A law of comparative judgment

Author(s): Thurstone LL


A new psychological law, called the law of comparative judgment, is presented with some of its special applications in the measurement of psychological values. This law is applicable not only to the comparison of physical stimulus intensities but also to qualitative comparative judgments, such as those of excellence of specimens in an educational scale. It should be possible also to verify it on comparative judgments which involve simultaneous and successive contrast. The law is stated as follows:[Equation omitted]in which S1 and S2 are the psychological scale values of the two compared stimuli; x12 is the sigma value corresponding to the proportion of judgments p1 > p2. ς1 is the discriminal dispersion of stimulus R1 and ς2 is the dispersion of stimulus R2. r is the correlation between the discriminal deviations of R1 and R2 in the same judgment. This law is basic for work on Weber's and Fechner's laws, applies to the judgments of a single observer who compares a series of stimuli by the method of paired comparisons when no "equal" judgments are allowed, and is a rational equation for the method of constant stimuli. The law is then applied to five cases each of which involves different assumptions and different degrees of simplification of the law for practical use. The weighting of the observation equations is discussed because the observation equations obtained with the five cases are not of the same reliability and hence should not be equally weighted. (APA PsycInfo Database Record (c) 2016 APA, all rights reserved)

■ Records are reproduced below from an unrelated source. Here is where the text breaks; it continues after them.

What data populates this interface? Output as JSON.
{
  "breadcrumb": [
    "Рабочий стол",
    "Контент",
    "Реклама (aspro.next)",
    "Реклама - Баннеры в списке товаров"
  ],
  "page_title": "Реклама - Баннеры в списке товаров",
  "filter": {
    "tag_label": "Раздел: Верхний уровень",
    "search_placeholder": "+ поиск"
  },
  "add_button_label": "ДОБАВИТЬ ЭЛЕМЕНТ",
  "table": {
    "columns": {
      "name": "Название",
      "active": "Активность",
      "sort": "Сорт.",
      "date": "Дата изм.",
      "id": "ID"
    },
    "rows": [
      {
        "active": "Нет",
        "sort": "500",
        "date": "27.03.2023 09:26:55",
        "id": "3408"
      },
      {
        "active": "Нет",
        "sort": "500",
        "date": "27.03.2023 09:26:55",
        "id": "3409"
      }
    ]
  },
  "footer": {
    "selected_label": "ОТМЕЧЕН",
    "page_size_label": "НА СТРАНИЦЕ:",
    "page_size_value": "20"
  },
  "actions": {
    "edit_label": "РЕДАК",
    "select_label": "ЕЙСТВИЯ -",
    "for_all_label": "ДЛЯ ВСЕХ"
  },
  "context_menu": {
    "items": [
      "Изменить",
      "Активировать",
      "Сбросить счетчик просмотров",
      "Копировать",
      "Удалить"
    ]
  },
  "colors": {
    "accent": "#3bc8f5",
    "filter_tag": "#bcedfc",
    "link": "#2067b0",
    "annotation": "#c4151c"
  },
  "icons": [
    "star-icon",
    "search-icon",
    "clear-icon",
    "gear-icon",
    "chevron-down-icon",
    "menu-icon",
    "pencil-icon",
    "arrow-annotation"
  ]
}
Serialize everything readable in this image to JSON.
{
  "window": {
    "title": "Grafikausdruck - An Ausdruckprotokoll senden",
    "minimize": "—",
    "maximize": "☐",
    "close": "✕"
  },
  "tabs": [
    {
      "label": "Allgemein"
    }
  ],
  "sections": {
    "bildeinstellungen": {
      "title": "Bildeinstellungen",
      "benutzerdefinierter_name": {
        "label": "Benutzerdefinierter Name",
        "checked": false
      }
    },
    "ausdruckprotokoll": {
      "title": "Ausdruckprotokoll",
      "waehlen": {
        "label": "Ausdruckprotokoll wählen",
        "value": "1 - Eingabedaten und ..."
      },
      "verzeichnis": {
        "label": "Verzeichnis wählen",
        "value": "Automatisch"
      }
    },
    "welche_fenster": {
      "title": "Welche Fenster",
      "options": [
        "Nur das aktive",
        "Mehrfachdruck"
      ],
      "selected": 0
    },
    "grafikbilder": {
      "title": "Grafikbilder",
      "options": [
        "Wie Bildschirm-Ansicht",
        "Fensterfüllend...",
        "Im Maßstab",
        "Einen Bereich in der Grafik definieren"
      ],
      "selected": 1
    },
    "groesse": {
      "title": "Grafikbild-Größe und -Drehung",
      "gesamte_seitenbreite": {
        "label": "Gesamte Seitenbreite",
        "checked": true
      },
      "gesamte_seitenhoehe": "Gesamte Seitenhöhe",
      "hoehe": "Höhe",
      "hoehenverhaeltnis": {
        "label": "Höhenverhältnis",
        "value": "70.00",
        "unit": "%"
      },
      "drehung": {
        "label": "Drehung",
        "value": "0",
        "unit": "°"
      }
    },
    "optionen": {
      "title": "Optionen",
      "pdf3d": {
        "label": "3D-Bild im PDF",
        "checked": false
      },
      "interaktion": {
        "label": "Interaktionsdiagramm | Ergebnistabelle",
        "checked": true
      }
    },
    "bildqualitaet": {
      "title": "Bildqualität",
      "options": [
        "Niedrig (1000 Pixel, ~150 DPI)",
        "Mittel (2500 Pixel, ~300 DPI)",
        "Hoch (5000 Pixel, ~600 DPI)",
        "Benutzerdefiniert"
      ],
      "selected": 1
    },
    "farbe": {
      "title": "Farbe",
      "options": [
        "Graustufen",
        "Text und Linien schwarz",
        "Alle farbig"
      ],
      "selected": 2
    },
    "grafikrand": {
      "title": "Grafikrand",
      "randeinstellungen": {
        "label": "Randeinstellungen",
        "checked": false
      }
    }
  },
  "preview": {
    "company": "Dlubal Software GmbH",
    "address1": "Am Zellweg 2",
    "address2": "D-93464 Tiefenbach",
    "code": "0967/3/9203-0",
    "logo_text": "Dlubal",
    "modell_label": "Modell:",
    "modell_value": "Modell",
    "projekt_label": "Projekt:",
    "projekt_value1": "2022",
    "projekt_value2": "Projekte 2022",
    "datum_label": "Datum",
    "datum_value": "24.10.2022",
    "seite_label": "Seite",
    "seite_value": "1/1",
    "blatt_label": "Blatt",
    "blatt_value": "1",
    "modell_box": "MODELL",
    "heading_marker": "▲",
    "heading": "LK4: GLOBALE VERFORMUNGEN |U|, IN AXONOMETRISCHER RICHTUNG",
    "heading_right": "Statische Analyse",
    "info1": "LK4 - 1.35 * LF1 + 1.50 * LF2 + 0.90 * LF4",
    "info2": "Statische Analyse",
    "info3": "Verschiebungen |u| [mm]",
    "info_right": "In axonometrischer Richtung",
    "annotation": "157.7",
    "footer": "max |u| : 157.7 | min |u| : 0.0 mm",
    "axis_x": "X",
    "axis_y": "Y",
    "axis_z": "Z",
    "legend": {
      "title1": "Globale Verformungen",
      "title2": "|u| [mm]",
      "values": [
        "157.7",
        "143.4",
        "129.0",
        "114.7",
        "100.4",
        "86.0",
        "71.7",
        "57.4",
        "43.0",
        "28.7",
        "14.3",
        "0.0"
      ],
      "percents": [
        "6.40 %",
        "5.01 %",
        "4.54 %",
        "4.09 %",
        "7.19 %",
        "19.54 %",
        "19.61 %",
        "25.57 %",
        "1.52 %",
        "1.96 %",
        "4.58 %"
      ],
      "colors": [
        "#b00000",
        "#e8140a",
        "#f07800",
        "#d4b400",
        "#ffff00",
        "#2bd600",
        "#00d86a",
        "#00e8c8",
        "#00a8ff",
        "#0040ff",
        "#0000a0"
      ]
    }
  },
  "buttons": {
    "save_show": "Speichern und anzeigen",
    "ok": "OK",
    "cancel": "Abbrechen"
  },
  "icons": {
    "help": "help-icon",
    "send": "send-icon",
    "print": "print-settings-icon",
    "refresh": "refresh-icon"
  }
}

Similar Articles

Ecosystem service bundles for analyzing tradeoffs in diverse landscapes

Author(s): Raudsepp-Hearne C, Peterson GD, Bennett EM

Ecosystem services in urban areas

Author(s): Bolund P, Hunhammar S

Benefits of restoring ecosystem services in urban areas

Author(s): Elmqvist T, Setälä H, Handel SN, Van Der Ploeg S, Aronson J, et al.

Ecological and aesthetic values in urban forest management

Author(s): Tyrväinen L, Silvennoinen H, Kolehmainen O

Urban green infrastructure and urban forests: a case study of the Metropolitan Area of Milan

Author(s): Sanesi G, Colangelo G, Lafortezza R, Calvo E, Davies C

Combining ecological and recreational aspects in national park management: A choice experiment application

Author(s): Juutinen A, Mitani Y, Mäntymaa E, Shoji Y, Siikamäki P, et al.

Using choice experiments to value the environment

Author(s): Hanley N, Wright RE, Adamowicz V

Valuing the diversity of biodiversity

Author(s): Christie M, Hanley N, Warren J, Murphy K, Wright R, et al.

Valuing wetland attributes: an application of choice experiments

Author(s): Carlsson F, Frykblom P, Liljenstolpe C

A new approach to consumer theory

Author(s): Lancaster KJ

Marketing models of consumer heterogeneity

Author(s): Allenby GM, Rossi PE

Mixed MNL models for discrete response

Author(s): McFadden D, Train K

Effects coding in discrete choice experiments

Author(s): Bech M, Gyrd-Hansen D

Evaluating natural attractions for tourism

Author(s): Deng J, King B, Bauer T